### Problem requirements:
Send back the records in full, character for character.

### Records provided:
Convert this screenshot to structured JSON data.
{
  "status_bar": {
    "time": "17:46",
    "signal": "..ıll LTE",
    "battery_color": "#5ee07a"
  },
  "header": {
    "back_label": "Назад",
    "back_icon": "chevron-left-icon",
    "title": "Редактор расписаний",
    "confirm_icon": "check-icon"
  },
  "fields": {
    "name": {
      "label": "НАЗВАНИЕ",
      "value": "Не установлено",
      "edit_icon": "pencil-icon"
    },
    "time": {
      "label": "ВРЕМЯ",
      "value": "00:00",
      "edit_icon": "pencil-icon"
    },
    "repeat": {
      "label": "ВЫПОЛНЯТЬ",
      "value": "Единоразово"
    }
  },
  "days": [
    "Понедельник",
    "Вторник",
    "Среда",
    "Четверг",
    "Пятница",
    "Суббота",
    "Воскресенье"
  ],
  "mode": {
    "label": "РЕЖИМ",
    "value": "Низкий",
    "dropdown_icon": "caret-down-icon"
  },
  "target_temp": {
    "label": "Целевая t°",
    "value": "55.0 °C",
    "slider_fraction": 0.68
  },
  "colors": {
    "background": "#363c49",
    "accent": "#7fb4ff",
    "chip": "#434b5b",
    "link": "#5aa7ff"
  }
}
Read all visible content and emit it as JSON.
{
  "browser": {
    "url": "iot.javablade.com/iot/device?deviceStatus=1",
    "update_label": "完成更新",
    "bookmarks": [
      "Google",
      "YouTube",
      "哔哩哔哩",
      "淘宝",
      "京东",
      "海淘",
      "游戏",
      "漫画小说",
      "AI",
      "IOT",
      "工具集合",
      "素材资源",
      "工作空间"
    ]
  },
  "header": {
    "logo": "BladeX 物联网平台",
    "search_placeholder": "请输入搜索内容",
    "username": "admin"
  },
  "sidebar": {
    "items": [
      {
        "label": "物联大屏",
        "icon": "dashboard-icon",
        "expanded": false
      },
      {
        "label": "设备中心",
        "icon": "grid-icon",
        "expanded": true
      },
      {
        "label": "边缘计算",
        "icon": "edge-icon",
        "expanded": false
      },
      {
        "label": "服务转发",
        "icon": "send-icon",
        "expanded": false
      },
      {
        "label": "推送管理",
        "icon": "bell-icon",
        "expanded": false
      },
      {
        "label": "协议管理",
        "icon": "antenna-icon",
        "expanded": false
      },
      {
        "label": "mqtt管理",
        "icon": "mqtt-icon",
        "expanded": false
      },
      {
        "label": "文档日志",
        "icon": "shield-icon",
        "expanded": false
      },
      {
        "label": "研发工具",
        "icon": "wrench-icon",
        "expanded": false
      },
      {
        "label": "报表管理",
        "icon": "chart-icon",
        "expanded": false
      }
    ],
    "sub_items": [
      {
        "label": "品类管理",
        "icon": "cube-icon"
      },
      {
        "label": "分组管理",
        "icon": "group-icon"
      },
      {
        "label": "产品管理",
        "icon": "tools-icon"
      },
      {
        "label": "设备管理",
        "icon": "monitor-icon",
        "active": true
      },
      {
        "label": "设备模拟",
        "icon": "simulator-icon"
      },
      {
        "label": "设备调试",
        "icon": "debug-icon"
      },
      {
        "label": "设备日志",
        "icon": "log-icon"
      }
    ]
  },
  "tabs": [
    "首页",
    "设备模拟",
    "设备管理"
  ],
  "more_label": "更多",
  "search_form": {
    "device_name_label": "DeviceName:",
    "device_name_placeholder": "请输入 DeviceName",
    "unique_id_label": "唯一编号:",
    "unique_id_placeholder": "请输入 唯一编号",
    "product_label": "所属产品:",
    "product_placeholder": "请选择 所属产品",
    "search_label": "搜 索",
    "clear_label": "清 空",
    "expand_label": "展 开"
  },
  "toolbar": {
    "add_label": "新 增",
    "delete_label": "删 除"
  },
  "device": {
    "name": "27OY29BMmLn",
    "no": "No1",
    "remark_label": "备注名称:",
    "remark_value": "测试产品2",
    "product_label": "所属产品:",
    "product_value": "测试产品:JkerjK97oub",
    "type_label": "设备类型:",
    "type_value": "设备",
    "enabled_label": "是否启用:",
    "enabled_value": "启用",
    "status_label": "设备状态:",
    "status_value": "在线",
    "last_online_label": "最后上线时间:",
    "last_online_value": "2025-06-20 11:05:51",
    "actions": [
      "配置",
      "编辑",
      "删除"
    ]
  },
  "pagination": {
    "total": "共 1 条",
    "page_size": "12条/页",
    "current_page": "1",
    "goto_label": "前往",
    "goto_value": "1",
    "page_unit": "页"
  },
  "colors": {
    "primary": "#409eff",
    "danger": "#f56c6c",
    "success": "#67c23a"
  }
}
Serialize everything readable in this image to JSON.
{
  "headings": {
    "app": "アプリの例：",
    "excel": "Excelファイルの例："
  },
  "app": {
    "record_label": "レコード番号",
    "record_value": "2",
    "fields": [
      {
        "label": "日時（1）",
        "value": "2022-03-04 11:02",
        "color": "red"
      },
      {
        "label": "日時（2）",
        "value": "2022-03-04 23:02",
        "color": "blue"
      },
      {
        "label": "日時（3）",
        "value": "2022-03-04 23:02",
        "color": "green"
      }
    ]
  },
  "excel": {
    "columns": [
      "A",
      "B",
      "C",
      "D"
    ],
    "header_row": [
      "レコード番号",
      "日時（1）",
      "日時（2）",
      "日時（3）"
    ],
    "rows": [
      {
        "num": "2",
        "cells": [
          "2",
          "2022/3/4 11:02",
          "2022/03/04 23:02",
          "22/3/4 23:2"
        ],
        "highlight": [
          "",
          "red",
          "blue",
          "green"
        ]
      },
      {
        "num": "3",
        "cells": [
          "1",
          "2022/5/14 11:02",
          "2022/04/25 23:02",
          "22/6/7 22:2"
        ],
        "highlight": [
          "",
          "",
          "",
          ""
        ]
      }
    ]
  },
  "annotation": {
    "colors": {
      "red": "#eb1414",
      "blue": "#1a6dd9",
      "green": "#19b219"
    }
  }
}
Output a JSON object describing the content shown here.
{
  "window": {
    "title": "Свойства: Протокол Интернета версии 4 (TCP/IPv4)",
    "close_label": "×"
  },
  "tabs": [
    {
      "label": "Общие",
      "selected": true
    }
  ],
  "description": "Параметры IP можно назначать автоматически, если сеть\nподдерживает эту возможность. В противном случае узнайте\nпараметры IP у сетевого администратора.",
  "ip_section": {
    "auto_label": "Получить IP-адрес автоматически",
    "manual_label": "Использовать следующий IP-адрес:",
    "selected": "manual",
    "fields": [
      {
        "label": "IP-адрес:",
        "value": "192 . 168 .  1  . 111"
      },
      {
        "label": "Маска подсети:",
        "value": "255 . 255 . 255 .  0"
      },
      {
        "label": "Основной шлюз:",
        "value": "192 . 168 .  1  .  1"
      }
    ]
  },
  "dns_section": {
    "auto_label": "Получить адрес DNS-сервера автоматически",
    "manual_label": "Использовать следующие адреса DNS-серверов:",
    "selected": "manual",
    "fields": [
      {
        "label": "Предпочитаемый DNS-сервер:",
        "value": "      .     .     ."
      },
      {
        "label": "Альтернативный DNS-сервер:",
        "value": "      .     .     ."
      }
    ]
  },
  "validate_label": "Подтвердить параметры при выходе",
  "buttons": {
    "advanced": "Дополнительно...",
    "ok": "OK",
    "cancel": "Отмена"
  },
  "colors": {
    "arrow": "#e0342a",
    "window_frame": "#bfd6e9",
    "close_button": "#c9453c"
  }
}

### Expected answer:
Convert this screenshot to structured JSON data.
{
  "status_bar": {
    "time": "17:46",
    "signal": "..ıll LTE",
    "battery_color": "#5ee07a"
  },
  "header": {
    "back_label": "Назад",
    "back_icon": "chevron-left-icon",
    "title": "Редактор расписаний",
    "confirm_icon": "check-icon"
  },
  "fields": {
    "name": {
      "label": "НАЗВАНИЕ",
      "value": "Не установлено",
      "edit_icon": "pencil-icon"
    },
    "time": {
      "label": "ВРЕМЯ",
      "value": "00:00",
      "edit_icon": "pencil-icon"
    },
    "repeat": {
      "label": "ВЫПОЛНЯТЬ",
      "value": "Единоразово"
    }
  },
  "days": [
    "Понедельник",
    "Вторник",
    "Среда",
    "Четверг",
    "Пятница",
    "Суббота",
    "Воскресенье"
  ],
  "mode": {
    "label": "РЕЖИМ",
    "value": "Низкий",
    "dropdown_icon": "caret-down-icon"
  },
  "target_temp": {
    "label": "Целевая t°",
    "value": "55.0 °C",
    "slider_fraction": 0.68
  },
  "colors": {
    "background": "#363c49",
    "accent": "#7fb4ff",
    "chip": "#434b5b",
    "link": "#5aa7ff"
  }
}
Read all visible content and emit it as JSON.
{
  "browser": {
    "url": "iot.javablade.com/iot/device?deviceStatus=1",
    "update_label": "完成更新",
    "bookmarks": [
      "Google",
      "YouTube",
      "哔哩哔哩",
      "淘宝",
      "京东",
      "海淘",
      "游戏",
      "漫画小说",
      "AI",
      "IOT",
      "工具集合",
      "素材资源",
      "工作空间"
    ]
  },
  "header": {
    "logo": "BladeX 物联网平台",
    "search_placeholder": "请输入搜索内容",
    "username": "admin"
  },
  "sidebar": {
    "items": [
      {
        "label": "物联大屏",
        "icon": "dashboard-icon",
        "expanded": false
      },
      {
        "label": "设备中心",
        "icon": "grid-icon",
        "expanded": true
      },
      {
        "label": "边缘计算",
        "icon": "edge-icon",
        "expanded": false
      },
      {
        "label": "服务转发",
        "icon": "send-icon",
        "expanded": false
      },
      {
        "label": "推送管理",
        "icon": "bell-icon",
        "expanded": false
      },
      {
        "label": "协议管理",
        "icon": "antenna-icon",
        "expanded": false
      },
      {
        "label": "mqtt管理",
        "icon": "mqtt-icon",
        "expanded": false
      },
      {
        "label": "文档日志",
        "icon": "shield-icon",
        "expanded": false
      },
      {
        "label": "研发工具",
        "icon": "wrench-icon",
        "expanded": false
      },
      {
        "label": "报表管理",
        "icon": "chart-icon",
        "expanded": false
      }
    ],
    "sub_items": [
      {
        "label": "品类管理",
        "icon": "cube-icon"
      },
      {
        "label": "分组管理",
        "icon": "group-icon"
      },
      {
        "label": "产品管理",
        "icon": "tools-icon"
      },
      {
        "label": "设备管理",
        "icon": "monitor-icon",
        "active": true
      },
      {
        "label": "设备模拟",
        "icon": "simulator-icon"
      },
      {
        "label": "设备调试",
        "icon": "debug-icon"
      },
      {
        "label": "设备日志",
        "icon": "log-icon"
      }
    ]
  },
  "tabs": [
    "首页",
    "设备模拟",
    "设备管理"
  ],
  "more_label": "更多",
  "search_form": {
    "device_name_label": "DeviceName:",
    "device_name_placeholder": "请输入 DeviceName",
    "unique_id_label": "唯一编号:",
    "unique_id_placeholder": "请输入 唯一编号",
    "product_label": "所属产品:",
    "product_placeholder": "请选择 所属产品",
    "search_label": "搜 索",
    "clear_label": "清 空",
    "expand_label": "展 开"
  },
  "toolbar": {
    "add_label": "新 增",
    "delete_label": "删 除"
  },
  "device": {
    "name": "27OY29BMmLn",
    "no": "No1",
    "remark_label": "备注名称:",
    "remark_value": "测试产品2",
    "product_label": "所属产品:",
    "product_value": "测试产品:JkerjK97oub",
    "type_label": "设备类型:",
    "type_value": "设备",
    "enabled_label": "是否启用:",
    "enabled_value": "启用",
    "status_label": "设备状态:",
    "status_value": "在线",
    "last_online_label": "最后上线时间:",
    "last_online_value": "2025-06-20 11:05:51",
    "actions": [
      "配置",
      "编辑",
      "删除"
    ]
  },
  "pagination": {
    "total": "共 1 条",
    "page_size": "12条/页",
    "current_page": "1",
    "goto_label": "前往",
    "goto_value": "1",
    "page_unit": "页"
  },
  "colors": {
    "primary": "#409eff",
    "danger": "#f56c6c",
    "success": "#67c23a"
  }
}
Serialize everything readable in this image to JSON.
{
  "headings": {
    "app": "アプリの例：",
    "excel": "Excelファイルの例："
  },
  "app": {
    "record_label": "レコード番号",
    "record_value": "2",
    "fields": [
      {
        "label": "日時（1）",
        "value": "2022-03-04 11:02",
        "color": "red"
      },
      {
        "label": "日時（2）",
        "value": "2022-03-04 23:02",
        "color": "blue"
      },
      {
        "label": "日時（3）",
        "value": "2022-03-04 23:02",
        "color": "green"
      }
    ]
  },
  "excel": {
    "columns": [
      "A",
      "B",
      "C",
      "D"
    ],
    "header_row": [
      "レコード番号",
      "日時（1）",
      "日時（2）",
      "日時（3）"
    ],
    "rows": [
      {
        "num": "2",
        "cells": [
          "2",
          "2022/3/4 11:02",
          "2022/03/04 23:02",
          "22/3/4 23:2"
        ],
        "highlight": [
          "",
          "red",
          "blue",
          "green"
        ]
      },
      {
        "num": "3",
        "cells": [
          "1",
          "2022/5/14 11:02",
          "2022/04/25 23:02",
          "22/6/7 22:2"
        ],
        "highlight": [
          "",
          "",
          "",
          ""
        ]
      }
    ]
  },
  "annotation": {
    "colors": {
      "red": "#eb1414",
      "blue": "#1a6dd9",
      "green": "#19b219"
    }
  }
}
Output a JSON object describing the content shown here.
{
  "window": {
    "title": "Свойства: Протокол Интернета версии 4 (TCP/IPv4)",
    "close_label": "×"
  },
  "tabs": [
    {
      "label": "Общие",
      "selected": true
    }
  ],
  "description": "Параметры IP можно назначать автоматически, если сеть\nподдерживает эту возможность. В противном случае узнайте\nпараметры IP у сетевого администратора.",
  "ip_section": {
    "auto_label": "Получить IP-адрес автоматически",
    "manual_label": "Использовать следующий IP-адрес:",
    "selected": "manual",
    "fields": [
      {
        "label": "IP-адрес:",
        "value": "192 . 168 .  1  . 111"
      },
      {
        "label": "Маска подсети:",
        "value": "255 . 255 . 255 .  0"
      },
      {
        "label": "Основной шлюз:",
        "value": "192 . 168 .  1  .  1"
      }
    ]
  },
  "dns_section": {
    "auto_label": "Получить адрес DNS-сервера автоматически",
    "manual_label": "Использовать следующие адреса DNS-серверов:",
    "selected": "manual",
    "fields": [
      {
        "label": "Предпочитаемый DNS-сервер:",
        "value": "      .     .     ."
      },
      {
        "label": "Альтернативный DNS-сервер:",
        "value": "      .     .     ."
      }
    ]
  },
  "validate_label": "Подтвердить параметры при выходе",
  "buttons": {
    "advanced": "Дополнительно...",
    "ok": "OK",
    "cancel": "Отмена"
  },
  "colors": {
    "arrow": "#e0342a",
    "window_frame": "#bfd6e9",
    "close_button": "#c9453c"
  }
}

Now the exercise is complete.